|US20120214711 *||Oct 18, 2011||Aug 23, 2012||Ganz Brian L||Automated machine for transferring solution from a source microwell plate to a destination microwell plate|
|US20140170673 *||Feb 13, 2014||Jun 19, 2014||Cytonome/St, Llc||Unitary cartridge for particle processing|
|EP1403644A1 *||Sep 25, 2002||Mar 31, 2004||Agilent Technologies Inc. a Delaware Corporation||Fluid analyzer|
|EP1582874A1 *||Mar 31, 2004||Oct 5, 2005||Boehringer Mannheim Gmbh||Modular analysing apparatus|
|EP2322278A2 *||Oct 25, 2004||May 18, 2011||Aushon Biosystems, Inc.||Apparatus and Method for Dispensing Fluid, Semi-Solid and Solid Samples|
|EP2843417A1 *||Aug 27, 2014||Mar 4, 2015||Kabushiki Kaisha Yaskawa Denki||Robot system and a method for manufacturing subjected-to-operation specimen|
|U.S. Classification||141/130, 422/67, 73/864.17, 422/65, 73/864.24, 73/864.25, 141/1, 73/864.11, 422/561|
|International Classification||G01N35/04, G01N35/10, G01N35/02|
|Cooperative Classification||G01N35/028, G01N35/1074, G01N2035/042|
|Apr 28, 2000||AS||Assignment|
Owner name: INCYTE PHARMACEUTICALS, INC., CALIFORNIA
Free format text: ASSIGNMENT OF ASSIGNORS INTEREST;ASSIGNORS:BEVIRT, JOEBEN;BRINTON, GABRIEL NOAH;ROLLINS, ERIC;REEL/FRAME:010781/0125
Effective date: 20000411
|May 14, 2002||CC||Certificate of correction|
|Apr 12, 2004||AS||Assignment|
Owner name: VELOCITY11, CALIFORNIA
Free format text: ASSIGNMENT OF ASSIGNORS INTEREST;ASSIGNOR:INCYTE CORPORATION;REEL/FRAME:014506/0856
Effective date: 20040412
|Jun 22, 2005||REMI||Maintenance fee reminder mailed|

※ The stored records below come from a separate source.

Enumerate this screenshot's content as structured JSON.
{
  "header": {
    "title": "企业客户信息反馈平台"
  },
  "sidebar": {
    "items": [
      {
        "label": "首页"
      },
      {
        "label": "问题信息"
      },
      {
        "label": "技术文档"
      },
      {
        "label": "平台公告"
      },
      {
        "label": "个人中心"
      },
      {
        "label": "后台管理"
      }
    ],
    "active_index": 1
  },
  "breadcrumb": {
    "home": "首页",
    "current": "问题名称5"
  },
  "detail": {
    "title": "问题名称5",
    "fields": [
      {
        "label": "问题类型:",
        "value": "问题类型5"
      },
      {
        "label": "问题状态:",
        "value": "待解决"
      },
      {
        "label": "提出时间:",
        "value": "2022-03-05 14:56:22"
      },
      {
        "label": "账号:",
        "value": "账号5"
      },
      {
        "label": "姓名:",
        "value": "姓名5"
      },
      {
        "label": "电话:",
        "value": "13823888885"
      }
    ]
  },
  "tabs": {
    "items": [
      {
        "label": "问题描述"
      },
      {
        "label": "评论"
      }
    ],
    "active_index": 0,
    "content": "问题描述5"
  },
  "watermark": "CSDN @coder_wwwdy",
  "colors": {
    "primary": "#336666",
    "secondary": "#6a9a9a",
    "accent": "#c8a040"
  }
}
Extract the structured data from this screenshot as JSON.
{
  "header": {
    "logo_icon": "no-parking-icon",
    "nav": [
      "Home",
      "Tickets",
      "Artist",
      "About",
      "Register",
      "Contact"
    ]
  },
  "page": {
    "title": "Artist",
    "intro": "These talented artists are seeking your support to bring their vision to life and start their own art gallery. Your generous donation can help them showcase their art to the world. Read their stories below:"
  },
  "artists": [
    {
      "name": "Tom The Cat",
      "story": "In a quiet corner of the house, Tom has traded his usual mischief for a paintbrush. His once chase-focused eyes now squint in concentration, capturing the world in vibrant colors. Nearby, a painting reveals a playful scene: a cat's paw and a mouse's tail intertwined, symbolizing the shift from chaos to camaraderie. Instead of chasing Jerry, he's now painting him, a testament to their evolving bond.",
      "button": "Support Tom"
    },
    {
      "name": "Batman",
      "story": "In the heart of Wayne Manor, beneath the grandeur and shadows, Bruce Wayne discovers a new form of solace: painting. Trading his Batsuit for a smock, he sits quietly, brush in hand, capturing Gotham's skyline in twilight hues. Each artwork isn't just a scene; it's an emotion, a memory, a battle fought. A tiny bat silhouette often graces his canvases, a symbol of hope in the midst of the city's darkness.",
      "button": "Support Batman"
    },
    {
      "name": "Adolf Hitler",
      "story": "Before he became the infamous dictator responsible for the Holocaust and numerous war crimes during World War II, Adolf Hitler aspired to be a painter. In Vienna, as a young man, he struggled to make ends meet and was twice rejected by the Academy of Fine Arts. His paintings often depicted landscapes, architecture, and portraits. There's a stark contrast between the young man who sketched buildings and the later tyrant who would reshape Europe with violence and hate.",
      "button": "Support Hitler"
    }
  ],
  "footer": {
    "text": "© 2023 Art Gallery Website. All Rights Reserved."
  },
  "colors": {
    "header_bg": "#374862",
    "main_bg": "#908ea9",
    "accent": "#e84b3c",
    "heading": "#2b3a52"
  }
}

|Dec 5, 2005||LAPS||Lapse for failure to pay maintenance fees|
|Jan 31, 2006||FP||Expired due to failure to pay maintenance fee|
Effective date: 20051204